“Beatriz at Dinner”

Salma Hayek is memorable as the Mexican-American therapist who through massage, and herbal and sound holistics softens the edges of pain and ennui. Her moist eyes and sensitivity shine as emblematically as her fiery, righteous anger. Her station wagon has broken down at the Newport, California seaside estate of her long time clients. She is graciously asked to dine at a catered celebration for the estate owner’s boss. Wishfully, Beatriz’s bumper sticker ironically reads ” All is One”.

John Lithgow is the smug and triumphant capitalist, Doug Strutt, who wants to be admired, and is by the three couples feteing his current real estate win. Lithgow adds a few “Trumpian” characteristics to his performance, but there is no need. We intuit the character connection. Doug’s memoir published by Random House is titled ” Life Is A Game-And Guess Who Won? “. Lithgow is gleefull when he intones: ” I have money so people listen.” Beatriz has goats, and one of them was killed.

Dinner party repartee is mostly downhill. Big game killing is broached as good for developing nations and their economy. Beatriz throws a cell phone at Doug, and screams, ” Are you for real!?” Doug smiles and counters with, ” Does she get out much?” The mogul versus immigrant theme leads to an unsatisfying last fifteen minutes where wish lanterns sent aloft and silent oars gliding by mangrove roots does nothing to cancel out.

Mike White as screenwriter has some work yet to do. Is “Beatriz at Dinner” a satire or a parable, or somewhere in between? His use of thought sequences akin to magic realism infuriates. The ambiguity left seems like lazy lack of closure. The viewer is left to do the work. Does the servant girl despair or simply wash her skin of any remnants of the deplorables. Director Miguel Arteta shows us the great divide of our times. There is no compromising. Murder, martyrdom, or ritual cleansing seem to be our only choices.

The other table guests are equally as shallow and as self-serving with the exception of the hostess Cathy played by Connie Britton. Britton’s Cathy, in contrast to her fawning underling husband, seems open to a less rigid marker between the economic haves and the have nots. For Cathy’s husband the rules are determined by beholdenness.

I wanted more: more banter, more in-depth debate, more script development.
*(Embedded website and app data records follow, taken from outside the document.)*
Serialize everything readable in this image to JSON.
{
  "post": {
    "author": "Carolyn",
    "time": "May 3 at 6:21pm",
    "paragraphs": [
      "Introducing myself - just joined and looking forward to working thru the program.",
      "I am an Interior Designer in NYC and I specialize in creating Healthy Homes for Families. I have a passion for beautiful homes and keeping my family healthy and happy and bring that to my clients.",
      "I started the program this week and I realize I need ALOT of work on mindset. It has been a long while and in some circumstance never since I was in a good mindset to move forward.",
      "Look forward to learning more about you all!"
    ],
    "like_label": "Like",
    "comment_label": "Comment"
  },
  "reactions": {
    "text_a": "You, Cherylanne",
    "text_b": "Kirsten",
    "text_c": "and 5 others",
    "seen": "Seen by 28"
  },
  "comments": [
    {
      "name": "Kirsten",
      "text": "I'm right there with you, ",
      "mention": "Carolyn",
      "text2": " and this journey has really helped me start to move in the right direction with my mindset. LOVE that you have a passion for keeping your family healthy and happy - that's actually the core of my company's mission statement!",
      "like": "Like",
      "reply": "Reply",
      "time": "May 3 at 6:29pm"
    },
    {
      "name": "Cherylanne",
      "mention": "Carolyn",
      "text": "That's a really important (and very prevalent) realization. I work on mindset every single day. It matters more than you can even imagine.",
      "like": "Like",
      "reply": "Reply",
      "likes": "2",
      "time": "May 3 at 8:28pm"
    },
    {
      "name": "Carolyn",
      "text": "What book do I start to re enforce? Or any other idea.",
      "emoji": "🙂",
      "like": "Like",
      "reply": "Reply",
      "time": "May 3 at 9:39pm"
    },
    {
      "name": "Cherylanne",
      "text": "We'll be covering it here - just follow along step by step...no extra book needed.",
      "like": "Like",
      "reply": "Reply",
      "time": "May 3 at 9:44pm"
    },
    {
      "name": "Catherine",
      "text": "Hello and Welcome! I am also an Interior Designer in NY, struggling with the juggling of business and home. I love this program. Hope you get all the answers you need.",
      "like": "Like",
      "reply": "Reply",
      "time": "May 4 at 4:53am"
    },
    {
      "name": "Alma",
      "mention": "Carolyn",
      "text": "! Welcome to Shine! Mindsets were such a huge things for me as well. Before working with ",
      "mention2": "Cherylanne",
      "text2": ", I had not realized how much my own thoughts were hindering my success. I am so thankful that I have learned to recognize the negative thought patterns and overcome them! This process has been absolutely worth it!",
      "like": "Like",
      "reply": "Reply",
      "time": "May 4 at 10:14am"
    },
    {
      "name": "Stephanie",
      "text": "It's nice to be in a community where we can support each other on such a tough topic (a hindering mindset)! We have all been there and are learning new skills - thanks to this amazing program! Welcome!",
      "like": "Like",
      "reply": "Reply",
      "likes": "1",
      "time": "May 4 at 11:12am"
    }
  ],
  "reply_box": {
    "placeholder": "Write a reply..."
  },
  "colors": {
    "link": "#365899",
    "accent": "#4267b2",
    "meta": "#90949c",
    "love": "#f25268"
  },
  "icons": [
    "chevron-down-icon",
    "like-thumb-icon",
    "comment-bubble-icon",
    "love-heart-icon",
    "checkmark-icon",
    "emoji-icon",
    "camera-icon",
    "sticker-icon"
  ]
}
The film’s strengths rest on fine acting and attention to props like the Virgin Mary and Buddha swaying on the wagon’s dash. This gated community with its three security checks will have most patrons burning sage while knowing that the struggle is not the primal man vs. nature, but the equally primal man vs. man. My favorite line being Beatriz’s : “Try healing something, Doug.”